Kris Korte is the Director of Infection Control at Banner Thunderbird Medical Center.
Question: Why should I get vaccinated against the flu?
Answer: Influenza is a serious disease, and people of any age can get it. On an annual basis, the flu causes approximately 36,000 deaths, most of which are over the age of 65; and more than 200,000 hospitalizations in the United States. During “flu season (November – April), flu viruses are circulating in the population. The best way to reduce chances of contracting the flu is to get a flu shot or the nasal-spray flu vaccine.
Overall, in years when the vaccine and circulating viruses are well-matched, influenza vaccines can be expected to reduce laboratory-confirmed influenza by approximately 70% to 90% in healthy adults over the age of 65. Several studies have also found reductions in fever-related illness, influenza-related work absenteeism, antibiotic use, and doctor visits.
Question: When should I get a flu vaccination?
Answer: Starting in September, flu shots should be offered to people when they are seen by health-care providers for routine care or as a result of hospitalization.
Because flu activity in the United States generally peaks between late December and early March, it’s best to get vaccinated in October or November.
Question: How do flu vaccines work?
Answer: Flu vaccines cause antibodies to develop in the body, and these antibodies provide protection against influenza virus infection.
The viruses in the flu shot are killed (inactivated), so you cannot get the flu from a flu shot. Some minor side effects that could occur are:
- Soreness, redness, or swelling where the shot was given
- Fever (low grade)
Some individuals should not be vaccinated without first consulting a physician. These include:
- People who have a severe allergy to chicken eggs.
- People who have had a severe reaction to an influenza vaccination in the past.
- People who developed Guillain-Barré syndrome (GBS) within 6 weeks of getting an influenza vaccine previously.

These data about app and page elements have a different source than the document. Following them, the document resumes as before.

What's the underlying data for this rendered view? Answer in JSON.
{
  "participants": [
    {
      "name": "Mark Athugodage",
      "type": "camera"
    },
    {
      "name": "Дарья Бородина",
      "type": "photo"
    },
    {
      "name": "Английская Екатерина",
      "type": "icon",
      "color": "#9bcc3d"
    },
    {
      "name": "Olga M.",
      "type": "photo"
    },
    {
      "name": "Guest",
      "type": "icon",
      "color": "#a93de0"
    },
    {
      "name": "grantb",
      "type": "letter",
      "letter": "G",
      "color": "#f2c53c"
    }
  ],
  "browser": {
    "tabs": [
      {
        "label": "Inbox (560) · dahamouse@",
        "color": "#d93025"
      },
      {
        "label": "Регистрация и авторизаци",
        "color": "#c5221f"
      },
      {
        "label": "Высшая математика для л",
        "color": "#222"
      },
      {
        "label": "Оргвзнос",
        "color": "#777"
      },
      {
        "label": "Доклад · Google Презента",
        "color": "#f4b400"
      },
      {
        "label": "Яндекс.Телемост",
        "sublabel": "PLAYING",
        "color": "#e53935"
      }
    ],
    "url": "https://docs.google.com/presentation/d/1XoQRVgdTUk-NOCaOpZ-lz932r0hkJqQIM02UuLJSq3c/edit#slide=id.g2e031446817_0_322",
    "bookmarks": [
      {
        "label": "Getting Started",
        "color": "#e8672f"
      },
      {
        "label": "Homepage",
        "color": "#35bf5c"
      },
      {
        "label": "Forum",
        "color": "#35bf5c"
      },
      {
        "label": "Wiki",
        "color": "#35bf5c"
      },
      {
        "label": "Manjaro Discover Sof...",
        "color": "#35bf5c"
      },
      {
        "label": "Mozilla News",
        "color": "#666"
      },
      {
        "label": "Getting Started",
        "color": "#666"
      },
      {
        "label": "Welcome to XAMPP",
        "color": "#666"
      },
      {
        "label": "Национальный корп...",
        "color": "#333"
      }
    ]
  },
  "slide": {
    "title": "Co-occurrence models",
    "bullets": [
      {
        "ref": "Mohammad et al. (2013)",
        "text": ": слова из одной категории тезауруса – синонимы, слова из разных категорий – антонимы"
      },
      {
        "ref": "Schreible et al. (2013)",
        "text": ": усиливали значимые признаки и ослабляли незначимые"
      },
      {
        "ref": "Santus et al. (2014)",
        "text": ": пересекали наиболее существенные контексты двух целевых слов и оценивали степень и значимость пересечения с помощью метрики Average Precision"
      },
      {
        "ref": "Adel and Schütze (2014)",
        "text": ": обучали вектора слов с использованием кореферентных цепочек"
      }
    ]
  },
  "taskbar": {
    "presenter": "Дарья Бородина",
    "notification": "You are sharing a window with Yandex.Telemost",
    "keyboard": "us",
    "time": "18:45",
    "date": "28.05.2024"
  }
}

- Influenza vaccine is not approved for use in children less than 6 months of age.
- People who have a moderate or severe illness with a fever should wait to get vaccinated until their symptoms lessen.
If these problems occur, they begin soon after the shot and usually last 1 to 2 days. Almost all people who receive influenza vaccine have no serious problems from it.
Question: Does flu vaccine work right away?
Answer: No. It takes about two weeks after vaccination for antibodies to develop in the body and provide protection against influenza virus infection. In the meantime, you are still at risk for getting the flu. That's why it's better to get vaccinated early in the fall, before the flu season really gets under way.